What is actually Stephen Doyle’s “Hypertexts” series? – “The miniature monuments, testaments to the power of language and metaphors of imagination.” The words pop out just like the hypertext via a hyperlink on the internet. It’s where the inspiration started long, long ago. Big paper constructions, even bigger than the book itself, sprawl from the pages as “reimaginings of how information is communicated”. Doyle works as a graphic designer, yet the last couple of years his been focusing more and more on his “Hypertexts” series that have been already featured in The New Yorker, Wired, The New Republic, and more.
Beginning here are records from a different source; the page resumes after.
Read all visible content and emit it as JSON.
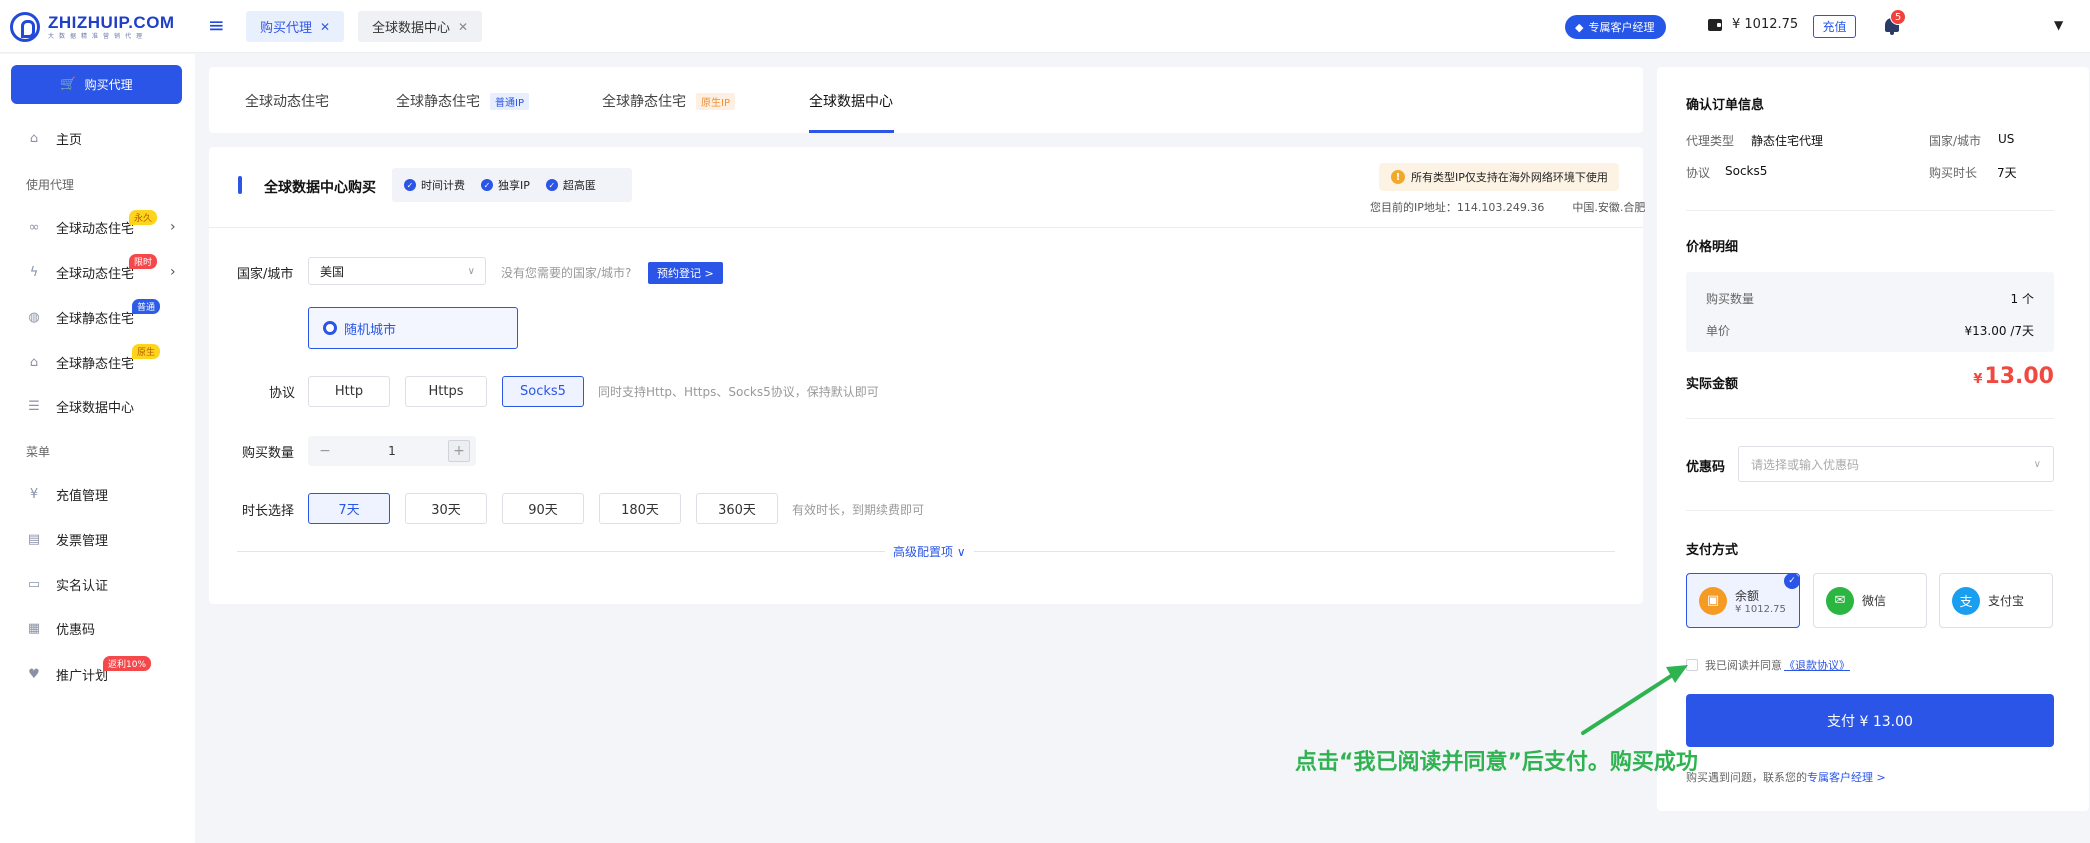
{
  "header": {
    "logo_name": "ZHIZHUIP.COM",
    "logo_sub": "大数据精准营销代理",
    "tabs": [
      {
        "label": "购买代理"
      },
      {
        "label": "全球数据中心"
      }
    ],
    "manager_btn": "专属客户经理",
    "balance": "¥ 1012.75",
    "recharge": "充值",
    "notif_count": "5"
  },
  "sidebar": {
    "buy_btn": "购买代理",
    "home": "主页",
    "group_proxy": "使用代理",
    "items": [
      {
        "label": "全球动态住宅",
        "badge": "永久"
      },
      {
        "label": "全球动态住宅",
        "badge": "限时"
      },
      {
        "label": "全球静态住宅",
        "badge": "普通"
      },
      {
        "label": "全球静态住宅",
        "badge": "原生"
      },
      {
        "label": "全球数据中心"
      }
    ],
    "group_menu": "菜单",
    "menu": [
      {
        "label": "充值管理"
      },
      {
        "label": "发票管理"
      },
      {
        "label": "实名认证"
      },
      {
        "label": "优惠码"
      },
      {
        "label": "推广计划",
        "badge": "返利10%"
      }
    ]
  },
  "product_tabs": [
    {
      "label": "全球动态住宅"
    },
    {
      "label": "全球静态住宅",
      "tag": "普通IP"
    },
    {
      "label": "全球静态住宅",
      "tag": "原生IP"
    },
    {
      "label": "全球数据中心"
    }
  ],
  "form": {
    "title": "全球数据中心购买",
    "features": [
      "时间计费",
      "独享IP",
      "超高匿"
    ],
    "notice": "所有类型IP仅支持在海外网络环境下使用",
    "ip_label": "您目前的IP地址：114.103.249.36",
    "ip_location": "中国.安徽.合肥",
    "country_label": "国家/城市",
    "country_value": "美国",
    "country_hint": "没有您需要的国家/城市?",
    "register_btn": "预约登记 >",
    "city_option": "随机城市",
    "protocol_label": "协议",
    "protocols": [
      "Http",
      "Https",
      "Socks5"
    ],
    "protocol_hint": "同时支持Http、Https、Socks5协议，保持默认即可",
    "qty_label": "购买数量",
    "qty_value": "1",
    "duration_label": "时长选择",
    "durations": [
      "7天",
      "30天",
      "90天",
      "180天",
      "360天"
    ],
    "duration_hint": "有效时长，到期续费即可",
    "advanced": "高级配置项"
  },
  "summary": {
    "title": "确认订单信息",
    "proxy_type_k": "代理类型",
    "proxy_type_v": "静态住宅代理",
    "country_k": "国家/城市",
    "country_v": "US",
    "protocol_k": "协议",
    "protocol_v": "Socks5",
    "duration_k": "购买时长",
    "duration_v": "7天",
    "price_title": "价格明细",
    "qty_k": "购买数量",
    "qty_v": "1 个",
    "unit_k": "单价",
    "unit_v": "¥13.00 /7天",
    "actual_k": "实际金额",
    "actual_cur": "¥",
    "actual_v": "13.00",
    "coupon_k": "优惠码",
    "coupon_placeholder": "请选择或输入优惠码",
    "pay_title": "支付方式",
    "pay_methods": [
      {
        "name": "余额",
        "sub": "¥ 1012.75"
      },
      {
        "name": "微信"
      },
      {
        "name": "支付宝"
      }
    ],
    "agree_text": "我已阅读并同意",
    "agree_link": "《退款协议》",
    "pay_btn": "支付 ¥ 13.00",
    "help_text": "购买遇到问题，联系您的",
    "help_link": "专属客户经理 >"
  },
  "annotation": "点击“我已阅读并同意”后支付。购买成功",
  "colors": {
    "accent": "#2a55e6",
    "price": "#f1483f",
    "annotation": "#2fb350"
  }
}
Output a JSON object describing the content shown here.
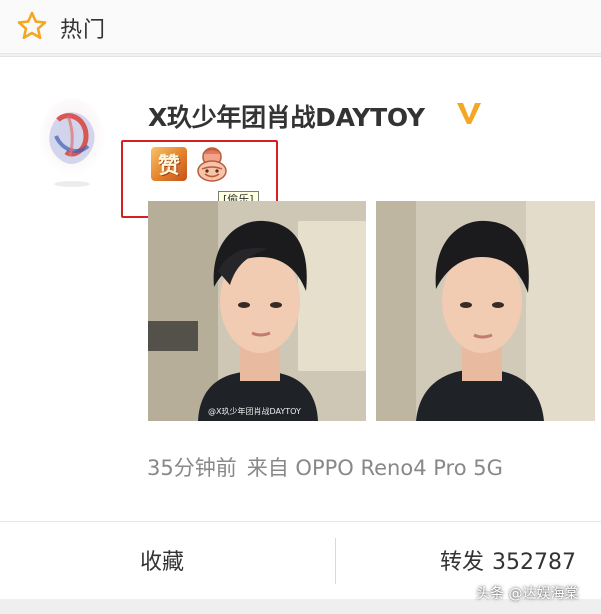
{
  "header": {
    "title": "热门",
    "icon": "star-icon",
    "icon_color": "#f5a623"
  },
  "post": {
    "username": "X玖少年团肖战DAYTOY",
    "verified_icon": "verified-v-icon",
    "verified_color": "#f5a623",
    "emoji_zan_text": "赞",
    "emoji_tooltip": "[偷乐]",
    "highlight_color": "#d62020",
    "photo_watermark": "@X玖少年团肖战DAYTOY",
    "time": "35分钟前",
    "source": "来自 OPPO Reno4 Pro 5G"
  },
  "actions": {
    "favorite_label": "收藏",
    "forward_label": "转发",
    "forward_count": "352787"
  },
  "source_tag": "头条 @达娱海棠"
}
The New York City-based artist seems to be twisting some sentences as well from these books, adding his way of interpretation, and hiding the author’s true meaning below new metaphors that create another interlocking connection with the book itself. “I soon realized that these three-dimensional diagrams seemed to have a poetic power of their own, recontextualizing language and ideas into sculptural forms, inspired by the books themselves.” To find more of Doyle’s amazing paper constructions and stay in touch with the latest news about his work you can visit artist’s Instagram page.
Reading these interlocking paper lines will get you to another metaphor that hides the true meaning of the book but connects to it poetically.
Hypertexts are Stephen Doyle’s series inspired by the hypertexts/hyperlinks found on the internet.
Hypertexts are – “miniature monuments, testaments to the power of language and metaphors of imagination.”
Doyle’s paper sculptures have already been featured in The New Yorker, Wired, The New Republic, and more.